Problem to solve: Report every line from the following entries that contains the string "files".

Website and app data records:
····················

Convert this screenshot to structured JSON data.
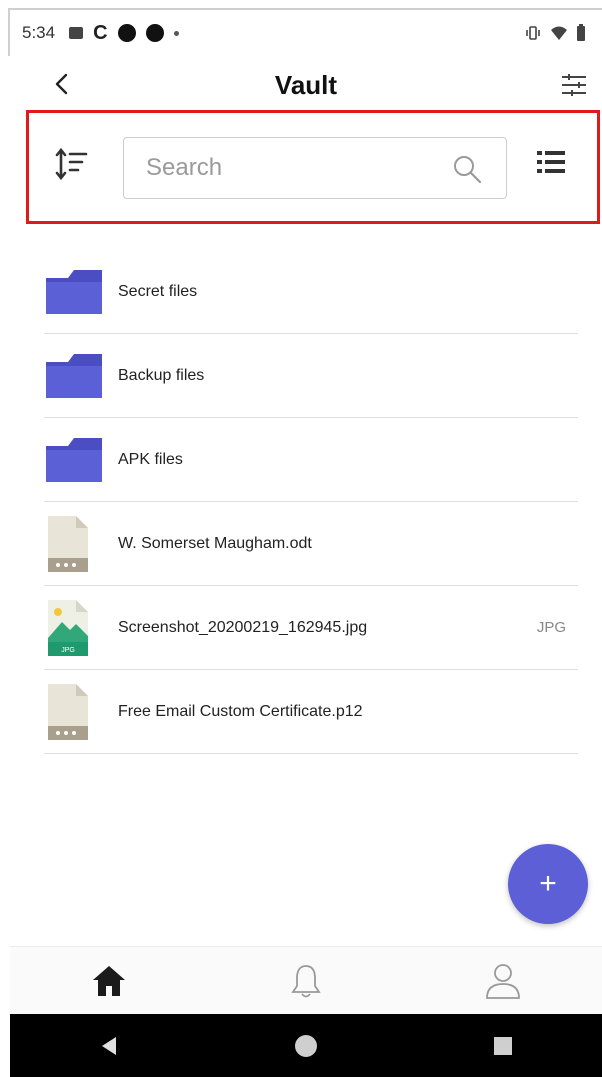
{
  "status_bar": {
    "time": "5:34"
  },
  "header": {
    "title": "Vault",
    "back_icon": "back-arrow-icon",
    "filter_icon": "filter-sliders-icon"
  },
  "toolbar": {
    "sort_icon": "sort-icon",
    "search": {
      "placeholder": "Search",
      "value": ""
    },
    "view_icon": "list-view-icon"
  },
  "files": [
    {
      "name": "Secret files",
      "type": "folder",
      "badge": ""
    },
    {
      "name": "Backup files",
      "type": "folder",
      "badge": ""
    },
    {
      "name": "APK files",
      "type": "folder",
      "badge": ""
    },
    {
      "name": "W. Somerset Maugham.odt",
      "type": "document",
      "badge": ""
    },
    {
      "name": "Screenshot_20200219_162945.jpg",
      "type": "image",
      "badge": "JPG"
    },
    {
      "name": "Free Email Custom Certificate.p12",
      "type": "document",
      "badge": ""
    }
  ],
  "fab": {
    "label": "+"
  },
  "bottom_nav": [
    {
      "icon": "home-icon"
    },
    {
      "icon": "bell-icon"
    },
    {
      "icon": "user-icon"
    }
  ],
  "colors": {
    "accent": "#5c5fd6",
    "folder": "#5257c9",
    "highlight": "#e01a1a"
  }
}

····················

Response below:
  "files": [
      "name": "Secret files",
      "name": "Backup files",
      "name": "APK files",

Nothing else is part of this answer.